Six years ago, Denise found herself in an unanticipated position. Newly divorced, in her mid-50s and in need of a means to support herself after a 30-year hiatus from full-time work, Denise was initially worried about her prospects.
“When you get into your 50s, now you have the freedom to do what you want , but you’re juggling the age factor. It’s different for a woman. There’s an assumption that men get older and wiser, while women get menopausal.”
She decided to apply for a job to teach English in Bangkok. Desperate for a fresh start and a chance to move on from the rawness of her breakup, she packed up her belongings and moved to Southeast Asia. After her first year abroad, in love with her adopted country’s charms, she found a full-time position at a five-star hotel, where she continues to work.

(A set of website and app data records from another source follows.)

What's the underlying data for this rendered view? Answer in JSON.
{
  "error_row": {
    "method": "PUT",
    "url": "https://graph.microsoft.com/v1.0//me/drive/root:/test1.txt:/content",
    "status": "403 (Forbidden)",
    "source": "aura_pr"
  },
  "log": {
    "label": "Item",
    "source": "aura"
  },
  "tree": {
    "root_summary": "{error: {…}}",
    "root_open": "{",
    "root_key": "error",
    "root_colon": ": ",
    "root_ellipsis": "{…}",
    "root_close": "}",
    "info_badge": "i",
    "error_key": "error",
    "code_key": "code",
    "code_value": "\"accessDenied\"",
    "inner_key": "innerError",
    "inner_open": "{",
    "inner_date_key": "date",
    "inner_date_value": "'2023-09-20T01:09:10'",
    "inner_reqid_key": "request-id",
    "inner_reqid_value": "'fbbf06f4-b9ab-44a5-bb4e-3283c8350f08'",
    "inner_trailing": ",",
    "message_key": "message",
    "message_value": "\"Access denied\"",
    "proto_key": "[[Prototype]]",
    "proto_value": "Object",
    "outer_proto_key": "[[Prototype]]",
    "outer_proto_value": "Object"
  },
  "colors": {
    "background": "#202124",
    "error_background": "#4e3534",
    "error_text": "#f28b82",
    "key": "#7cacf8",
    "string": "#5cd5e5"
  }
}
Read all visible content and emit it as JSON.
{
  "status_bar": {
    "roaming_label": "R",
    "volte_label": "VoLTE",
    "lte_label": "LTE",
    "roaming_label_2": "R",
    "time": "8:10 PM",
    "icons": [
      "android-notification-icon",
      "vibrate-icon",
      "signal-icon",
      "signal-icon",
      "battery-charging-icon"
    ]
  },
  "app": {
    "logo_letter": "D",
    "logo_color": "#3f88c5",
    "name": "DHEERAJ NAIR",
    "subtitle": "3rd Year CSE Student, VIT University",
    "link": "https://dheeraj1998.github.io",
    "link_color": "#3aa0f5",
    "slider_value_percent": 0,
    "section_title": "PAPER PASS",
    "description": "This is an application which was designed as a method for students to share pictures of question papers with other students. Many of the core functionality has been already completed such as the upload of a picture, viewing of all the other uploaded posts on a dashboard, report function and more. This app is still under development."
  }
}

Denise’s case might sound extraordinary, but as the late-life divorce rate ascends, as people are living longer and healthier, and as the empty nest no longer dictates joining Mahjong foursomes for entertainment, women in late midlife are being drawn back into full-time employment.
Susan Eng, vice-president of Advocacy at the Canadian Association for Retired People, says that we should get used to the idea that women will be making major career changes later and later in life. “The previous stereotype was that at a certain age you just don’t start anything new. But you’re
going to see more and more women getting back to work.”
According to Barbara Mitchell, associate professor of sociology and gerontology at Simon Fraser University, this particular transition has not been studied. “We know it happens, at least anecdotally. The previous generation were socialized to be more traditional homemakers, whereas the Baby Boomers grew up in a time of social change and opportunities for women.”
According to Statistics Canada, labour force growth has been concentrated among ageing Boomer women. Between 1999 and 2005, almost 80% of labour force growth was accounted for by women aged 45 to 64, with half of the women 55 years of age or older.
In November, Status of Women Canada (SWC) allocated funds to Transition 55, a Quebec City-based program to help women aged 55 to 65 with workplace re-entry. Nanci-Jean Waugh, director of communications for SWC, says there are a number of reasons a woman might return to full-time work in late midlife — and that they’re often related to the loss of a male breadwinner through death or divorce.
But Lynne O’Connor, professional career and life coach, says she has seen clients who want to get back into the game after decades of being at home — not because they need the money, but because they’re looking for a new challenge. “I had one woman who just devoted herself to her children and the community for close to 20 years and decided that now that the children were university-bound, she wanted to use those skills in a workplace capacity.”
Re-entering the workforce after a lengthy hiatus can be liberating. In the absence of child-rearing responsibilities, women have the opportunity to focus on personal development. But it can also present unique challenges. Colleen Clarke, a career consultant, says that there can be major obstacles to re-entry. “You’re out of the loop. I would imagine most people haven’t taken courses, read industry journals and continued to attend conferences.”
Kristin Morrison, director of the Career Foundation in Toronto, recommends upgrading computer skill but says self-esteem can be an issue regardless of skill set. She recommends volunteering — for those who can afford to work without pay — to help build confidence. “Older workers underestimate their skills. They’re worried about what employers will think of them, and they’re worried about the age discrimination they may face.”
Ms. Mitchell says the lifting of mandatory retirement will probably encourage more women to return to the workforce in late mid-life. “If there’s this clock ticking away why should they bother investing in a new career? Employers might also be more responsive to hiring women who want to work full-time and move up the ranks.”
There is no question that women who have spent decades utilizing their skills in the family home rather than an office have much to contribute. But Ms. Clarke reminds older women that understanding workplace culture — which may have changed significantly since their previous stint of full-time employment– is the key to being hired. “We get interviewed based on our skills; we get hired based on how we fit. If you’re moving in with a bunch of old farts, then it doesn’t matter, but the workplace is full of Gen Xers and Gen Yers. If you’re just going to decide one day to take off your tracksuit and put on your Armani suit and go into work, you’re in for a big surprise.”